▸ Dataset entries:
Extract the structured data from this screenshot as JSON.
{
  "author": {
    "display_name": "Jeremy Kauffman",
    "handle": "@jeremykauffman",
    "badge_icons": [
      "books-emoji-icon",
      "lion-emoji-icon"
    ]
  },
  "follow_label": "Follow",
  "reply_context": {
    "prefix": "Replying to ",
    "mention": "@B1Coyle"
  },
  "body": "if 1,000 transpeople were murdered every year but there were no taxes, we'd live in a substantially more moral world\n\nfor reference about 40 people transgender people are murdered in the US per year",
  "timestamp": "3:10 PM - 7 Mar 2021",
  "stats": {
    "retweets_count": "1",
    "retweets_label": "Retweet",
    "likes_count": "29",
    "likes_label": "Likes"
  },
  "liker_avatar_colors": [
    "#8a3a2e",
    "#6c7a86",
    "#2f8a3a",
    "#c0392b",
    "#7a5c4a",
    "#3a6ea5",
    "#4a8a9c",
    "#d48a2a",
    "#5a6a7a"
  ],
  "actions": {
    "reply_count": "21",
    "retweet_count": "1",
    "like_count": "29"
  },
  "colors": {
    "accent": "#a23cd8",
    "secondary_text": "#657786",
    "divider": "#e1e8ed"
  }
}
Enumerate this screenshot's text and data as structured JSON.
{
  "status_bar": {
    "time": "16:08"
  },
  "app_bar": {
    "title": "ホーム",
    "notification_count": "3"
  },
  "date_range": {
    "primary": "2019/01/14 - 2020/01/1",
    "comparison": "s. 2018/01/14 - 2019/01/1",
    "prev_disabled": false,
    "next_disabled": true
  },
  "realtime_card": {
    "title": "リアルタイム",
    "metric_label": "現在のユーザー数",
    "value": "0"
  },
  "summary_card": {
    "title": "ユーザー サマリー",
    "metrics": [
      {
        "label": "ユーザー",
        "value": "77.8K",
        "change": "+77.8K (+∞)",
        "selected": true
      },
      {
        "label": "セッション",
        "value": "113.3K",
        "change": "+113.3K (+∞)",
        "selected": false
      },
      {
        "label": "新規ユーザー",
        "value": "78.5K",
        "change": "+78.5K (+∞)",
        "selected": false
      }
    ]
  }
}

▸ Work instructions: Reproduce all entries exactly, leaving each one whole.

▸ Your response:
Extract the structured data from this screenshot as JSON.
{
  "author": {
    "display_name": "Jeremy Kauffman",
    "handle": "@jeremykauffman",
    "badge_icons": [
      "books-emoji-icon",
      "lion-emoji-icon"
    ]
  },
  "follow_label": "Follow",
  "reply_context": {
    "prefix": "Replying to ",
    "mention": "@B1Coyle"
  },
  "body": "if 1,000 transpeople were murdered every year but there were no taxes, we'd live in a substantially more moral world\n\nfor reference about 40 people transgender people are murdered in the US per year",
  "timestamp": "3:10 PM - 7 Mar 2021",
  "stats": {
    "retweets_count": "1",
    "retweets_label": "Retweet",
    "likes_count": "29",
    "likes_label": "Likes"
  },
  "liker_avatar_colors": [
    "#8a3a2e",
    "#6c7a86",
    "#2f8a3a",
    "#c0392b",
    "#7a5c4a",
    "#3a6ea5",
    "#4a8a9c",
    "#d48a2a",
    "#5a6a7a"
  ],
  "actions": {
    "reply_count": "21",
    "retweet_count": "1",
    "like_count": "29"
  },
  "colors": {
    "accent": "#a23cd8",
    "secondary_text": "#657786",
    "divider": "#e1e8ed"
  }
}
Enumerate this screenshot's text and data as structured JSON.
{
  "status_bar": {
    "time": "16:08"
  },
  "app_bar": {
    "title": "ホーム",
    "notification_count": "3"
  },
  "date_range": {
    "primary": "2019/01/14 - 2020/01/1",
    "comparison": "s. 2018/01/14 - 2019/01/1",
    "prev_disabled": false,
    "next_disabled": true
  },
  "realtime_card": {
    "title": "リアルタイム",
    "metric_label": "現在のユーザー数",
    "value": "0"
  },
  "summary_card": {
    "title": "ユーザー サマリー",
    "metrics": [
      {
        "label": "ユーザー",
        "value": "77.8K",
        "change": "+77.8K (+∞)",
        "selected": true
      },
      {
        "label": "セッション",
        "value": "113.3K",
        "change": "+113.3K (+∞)",
        "selected": false
      },
      {
        "label": "新規ユーザー",
        "value": "78.5K",
        "change": "+78.5K (+∞)",
        "selected": false
      }
    ]
  }
}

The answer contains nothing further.